Syria's embattled president has called a referendum on a new constitution, effectively ending nearly five decades of single-party rule, it emerged Wednesday.
The proposed vote, which is scheduled for Feb. 26, comes after a bloody 11-month uprising against the rule of President Bashar al-Assad.
The constitution contains plans to limit the presidency to two seven-year terms and to allow for multiple parties.
It was unclear whether al-Assad, who has ruled since his father's death in 2000 and is serving his second term, would be able to run for another two terms or whether he would have to stand down when his current tenure ends in 2014.
The news comes a day after al-Assad flatly rejected UN allegations of crimes against humanity.
Despite the announcement, there was no let-up in the bloodshed as Syrian government forces continued to attack opposition strongholds in Homs and Hama on Wednesday, while also raiding a district of Damascus.
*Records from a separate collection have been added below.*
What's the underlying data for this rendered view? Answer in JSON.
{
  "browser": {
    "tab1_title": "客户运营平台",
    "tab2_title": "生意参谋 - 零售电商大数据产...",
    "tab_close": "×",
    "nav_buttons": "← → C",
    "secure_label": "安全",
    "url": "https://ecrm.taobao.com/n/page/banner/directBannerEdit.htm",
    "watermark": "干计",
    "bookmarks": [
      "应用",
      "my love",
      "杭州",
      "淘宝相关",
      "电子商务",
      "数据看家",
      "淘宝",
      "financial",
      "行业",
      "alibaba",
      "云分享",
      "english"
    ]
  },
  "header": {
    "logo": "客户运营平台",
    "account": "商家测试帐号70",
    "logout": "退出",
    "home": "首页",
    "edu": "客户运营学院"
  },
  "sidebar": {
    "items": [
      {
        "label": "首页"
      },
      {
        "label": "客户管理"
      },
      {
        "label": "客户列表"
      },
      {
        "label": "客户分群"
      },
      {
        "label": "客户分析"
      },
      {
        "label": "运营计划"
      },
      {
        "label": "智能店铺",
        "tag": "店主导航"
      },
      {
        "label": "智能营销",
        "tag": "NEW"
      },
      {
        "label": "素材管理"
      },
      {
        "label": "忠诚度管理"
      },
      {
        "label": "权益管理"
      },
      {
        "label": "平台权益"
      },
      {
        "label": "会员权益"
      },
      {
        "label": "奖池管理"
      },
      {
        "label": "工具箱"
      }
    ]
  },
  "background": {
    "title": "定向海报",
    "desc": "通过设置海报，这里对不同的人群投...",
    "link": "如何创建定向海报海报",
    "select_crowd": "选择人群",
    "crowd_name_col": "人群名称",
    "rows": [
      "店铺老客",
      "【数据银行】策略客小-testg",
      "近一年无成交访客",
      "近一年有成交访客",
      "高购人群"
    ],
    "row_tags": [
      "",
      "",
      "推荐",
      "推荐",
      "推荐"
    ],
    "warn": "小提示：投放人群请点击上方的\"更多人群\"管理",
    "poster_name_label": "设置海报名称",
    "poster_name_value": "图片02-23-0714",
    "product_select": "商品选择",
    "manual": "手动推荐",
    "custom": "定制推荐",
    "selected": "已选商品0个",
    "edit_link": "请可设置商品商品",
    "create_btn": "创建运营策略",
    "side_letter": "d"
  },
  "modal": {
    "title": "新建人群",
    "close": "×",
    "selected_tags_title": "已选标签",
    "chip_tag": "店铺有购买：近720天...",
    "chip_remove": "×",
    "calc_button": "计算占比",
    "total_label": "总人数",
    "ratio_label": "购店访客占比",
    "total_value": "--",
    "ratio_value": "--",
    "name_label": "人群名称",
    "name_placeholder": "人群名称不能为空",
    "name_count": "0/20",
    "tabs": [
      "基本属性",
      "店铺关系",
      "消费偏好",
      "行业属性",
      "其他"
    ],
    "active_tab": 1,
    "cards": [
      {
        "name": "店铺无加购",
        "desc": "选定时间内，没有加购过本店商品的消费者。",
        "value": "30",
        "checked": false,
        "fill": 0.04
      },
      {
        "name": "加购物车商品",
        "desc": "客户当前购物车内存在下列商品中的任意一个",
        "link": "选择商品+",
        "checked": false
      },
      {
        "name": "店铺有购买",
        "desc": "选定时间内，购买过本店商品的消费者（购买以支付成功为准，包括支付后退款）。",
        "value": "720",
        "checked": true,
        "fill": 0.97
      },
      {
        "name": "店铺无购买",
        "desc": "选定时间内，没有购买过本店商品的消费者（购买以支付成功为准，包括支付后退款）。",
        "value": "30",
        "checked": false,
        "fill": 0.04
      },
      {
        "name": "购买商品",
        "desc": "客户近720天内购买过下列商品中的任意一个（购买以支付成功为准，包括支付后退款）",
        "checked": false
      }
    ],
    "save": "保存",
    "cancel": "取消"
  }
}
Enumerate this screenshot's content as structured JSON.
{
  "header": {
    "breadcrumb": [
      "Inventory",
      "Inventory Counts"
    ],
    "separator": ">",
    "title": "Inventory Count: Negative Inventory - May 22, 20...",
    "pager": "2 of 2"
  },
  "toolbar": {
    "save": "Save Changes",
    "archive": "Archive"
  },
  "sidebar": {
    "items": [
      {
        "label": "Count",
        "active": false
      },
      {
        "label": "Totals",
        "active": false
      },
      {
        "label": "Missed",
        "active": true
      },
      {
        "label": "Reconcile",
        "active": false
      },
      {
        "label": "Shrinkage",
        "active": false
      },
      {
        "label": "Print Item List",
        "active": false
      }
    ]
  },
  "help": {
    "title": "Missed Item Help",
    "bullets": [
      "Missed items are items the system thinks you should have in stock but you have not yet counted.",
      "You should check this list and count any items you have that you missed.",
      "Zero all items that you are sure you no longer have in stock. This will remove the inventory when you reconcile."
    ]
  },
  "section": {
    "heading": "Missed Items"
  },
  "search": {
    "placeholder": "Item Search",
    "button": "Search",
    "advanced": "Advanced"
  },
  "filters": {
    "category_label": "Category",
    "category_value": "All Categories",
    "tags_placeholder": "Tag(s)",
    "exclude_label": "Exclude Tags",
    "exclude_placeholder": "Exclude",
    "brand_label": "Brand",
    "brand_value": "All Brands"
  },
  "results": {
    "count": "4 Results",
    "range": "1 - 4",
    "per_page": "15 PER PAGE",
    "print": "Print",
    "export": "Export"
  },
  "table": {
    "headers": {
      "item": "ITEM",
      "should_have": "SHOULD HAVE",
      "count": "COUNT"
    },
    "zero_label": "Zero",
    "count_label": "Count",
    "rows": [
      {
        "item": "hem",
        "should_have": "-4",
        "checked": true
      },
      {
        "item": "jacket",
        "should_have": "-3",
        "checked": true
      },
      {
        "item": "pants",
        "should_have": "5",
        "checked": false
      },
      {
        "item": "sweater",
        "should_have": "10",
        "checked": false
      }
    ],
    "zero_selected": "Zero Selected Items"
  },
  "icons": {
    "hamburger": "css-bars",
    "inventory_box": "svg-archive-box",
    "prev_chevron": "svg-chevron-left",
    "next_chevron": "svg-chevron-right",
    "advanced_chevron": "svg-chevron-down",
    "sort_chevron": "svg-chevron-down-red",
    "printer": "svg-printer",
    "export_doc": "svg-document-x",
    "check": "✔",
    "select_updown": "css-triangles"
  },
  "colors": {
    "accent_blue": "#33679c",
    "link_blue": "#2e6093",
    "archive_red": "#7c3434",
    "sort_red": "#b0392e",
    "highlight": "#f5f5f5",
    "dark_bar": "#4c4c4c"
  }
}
Al-Assad, 46, facing protests and an armed insurgency against four decades of Assad family rule, promised reforms last year but has also sent troops and tanks to bombard areas in revolt.
Holding a credible referendum would be tricky in a country where some rebellious towns and cities are already under military siege.
A member of the opposition Syrian National Council in exile said political reform had come too late to slow down what began as a mostly peaceful protest movement, but which has since turned violent in response to Assad's brutality.
The government continues to claim it is fighting foreign-backed terrorists and armed gangs.
Melhem al-Droubi, an SNC member and senior Muslim Botherhood figure, said al-Assad must simply leave power.
This constitutional draft came 11 months late. The truth is Bashar al-Assad has increased the killing and slaughter in Syria. He has lost his legitimacy and we aren't interested in his rotten constitutions, old or new, he said.
The proposed constitution aims to establish a multi-party system, revoking a clause put in place by al-Assad's father, Hafez al-Assad, which said that his ruling Baath Party was leader of state and society.
The political system of the state will be based on a principle of political plurality and democracy will be practiced through the ballot box, the draft says, according to Syrian state-controlled TV.
It also says political parties cannot be based on religion, professions or regional interests. This would exclude the outlawed Muslim Brotherhood and autonomy-seeking Kurdish parties